When you marry someone with a child, you do not just make a commitment to your spouse; you also accept the child as part of your family.
In many families, the stepparent’s role is no different from that of a biological parent, which is why stepparents often choose to adopt their stepchildren. If the child is old enough, you must have his or her consent to proceed with the adoption.
When do you need the child’s consent?
In Alaska, children aged 10 or older must consent to the adoption. If the child is under 10 but capable of stating a preference, the court may take this into account, but the child’s consent is not a requirement.
These rules apply to all adoptions in Alaska, not just stepparent adoptions.
Why is consent important?
Adoption severs your stepchild’s legal relationship with his or her other biological parent. Very young children may not fully understand what this means, but older children can and should be part of the decision.

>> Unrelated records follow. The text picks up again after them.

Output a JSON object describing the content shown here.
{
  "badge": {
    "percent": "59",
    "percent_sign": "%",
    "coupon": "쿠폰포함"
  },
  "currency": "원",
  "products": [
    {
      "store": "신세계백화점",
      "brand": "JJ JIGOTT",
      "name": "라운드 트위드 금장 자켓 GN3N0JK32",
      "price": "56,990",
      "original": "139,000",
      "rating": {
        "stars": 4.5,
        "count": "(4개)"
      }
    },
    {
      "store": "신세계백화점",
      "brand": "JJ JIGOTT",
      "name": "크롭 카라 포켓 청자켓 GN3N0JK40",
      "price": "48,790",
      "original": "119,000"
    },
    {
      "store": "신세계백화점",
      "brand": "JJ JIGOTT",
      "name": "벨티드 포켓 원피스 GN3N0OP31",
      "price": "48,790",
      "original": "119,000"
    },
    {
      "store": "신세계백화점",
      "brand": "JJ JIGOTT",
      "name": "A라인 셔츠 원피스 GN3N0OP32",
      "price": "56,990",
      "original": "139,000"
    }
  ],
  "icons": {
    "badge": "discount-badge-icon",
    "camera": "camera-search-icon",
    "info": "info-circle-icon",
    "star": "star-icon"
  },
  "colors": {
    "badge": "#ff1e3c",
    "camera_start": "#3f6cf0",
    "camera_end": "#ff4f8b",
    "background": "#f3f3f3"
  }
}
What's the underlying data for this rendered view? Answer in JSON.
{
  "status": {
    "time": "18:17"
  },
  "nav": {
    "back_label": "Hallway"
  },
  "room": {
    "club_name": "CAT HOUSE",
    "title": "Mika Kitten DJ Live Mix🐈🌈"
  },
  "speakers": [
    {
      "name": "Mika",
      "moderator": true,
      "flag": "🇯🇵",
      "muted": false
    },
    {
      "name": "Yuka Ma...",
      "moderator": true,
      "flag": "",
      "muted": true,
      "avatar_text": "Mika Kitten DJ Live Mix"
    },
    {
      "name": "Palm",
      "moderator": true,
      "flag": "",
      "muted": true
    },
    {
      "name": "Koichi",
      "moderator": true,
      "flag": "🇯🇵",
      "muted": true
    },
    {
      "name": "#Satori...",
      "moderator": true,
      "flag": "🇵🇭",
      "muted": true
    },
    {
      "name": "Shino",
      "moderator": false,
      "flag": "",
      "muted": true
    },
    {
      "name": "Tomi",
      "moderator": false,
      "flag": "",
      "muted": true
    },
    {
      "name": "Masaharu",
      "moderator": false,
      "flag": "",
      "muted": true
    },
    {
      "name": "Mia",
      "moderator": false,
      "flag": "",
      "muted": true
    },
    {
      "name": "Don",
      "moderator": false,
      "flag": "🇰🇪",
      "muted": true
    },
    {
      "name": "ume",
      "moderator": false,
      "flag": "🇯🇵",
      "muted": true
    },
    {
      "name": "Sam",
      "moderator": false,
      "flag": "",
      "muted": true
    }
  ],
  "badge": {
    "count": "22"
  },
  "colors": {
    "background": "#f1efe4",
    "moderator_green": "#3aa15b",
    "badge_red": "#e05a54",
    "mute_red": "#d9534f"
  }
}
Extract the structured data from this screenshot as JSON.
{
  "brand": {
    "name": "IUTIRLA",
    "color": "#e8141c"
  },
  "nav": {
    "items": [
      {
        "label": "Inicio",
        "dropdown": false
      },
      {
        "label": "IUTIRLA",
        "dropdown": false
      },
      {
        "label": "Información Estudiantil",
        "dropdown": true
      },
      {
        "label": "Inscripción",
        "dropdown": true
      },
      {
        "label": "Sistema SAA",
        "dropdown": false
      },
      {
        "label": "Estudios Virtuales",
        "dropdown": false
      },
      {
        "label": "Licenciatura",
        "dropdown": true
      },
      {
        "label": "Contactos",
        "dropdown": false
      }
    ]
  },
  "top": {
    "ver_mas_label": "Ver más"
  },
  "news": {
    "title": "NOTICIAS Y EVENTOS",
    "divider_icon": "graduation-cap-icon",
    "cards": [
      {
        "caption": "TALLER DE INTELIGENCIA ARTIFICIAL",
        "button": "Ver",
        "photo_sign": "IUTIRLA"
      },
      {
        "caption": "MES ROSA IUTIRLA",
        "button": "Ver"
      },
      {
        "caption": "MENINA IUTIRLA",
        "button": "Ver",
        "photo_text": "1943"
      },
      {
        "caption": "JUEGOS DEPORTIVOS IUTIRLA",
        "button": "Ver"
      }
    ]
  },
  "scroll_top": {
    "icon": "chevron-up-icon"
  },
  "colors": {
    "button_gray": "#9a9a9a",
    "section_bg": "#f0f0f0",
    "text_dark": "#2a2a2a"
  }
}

The child may have conflicting feelings about adoption. He or she might feel guilty about “replacing” a biological parent, for example. Helping the child work through these feelings is an important part of the adoption process.
What if the child can not consent?
Some children may not be capable of consenting to the adoption regardless of age. For example, a child with an intellectual disability may not have a sufficient understanding of the situation to give or deny consent. The court can waive the consent requirement if the adoption is in the child’s best interest.
Adoption is a major decision that can involve many emotions. When considering adoption, it is important to acknowledge your stepchild’s feelings and give him or her a voice in the process.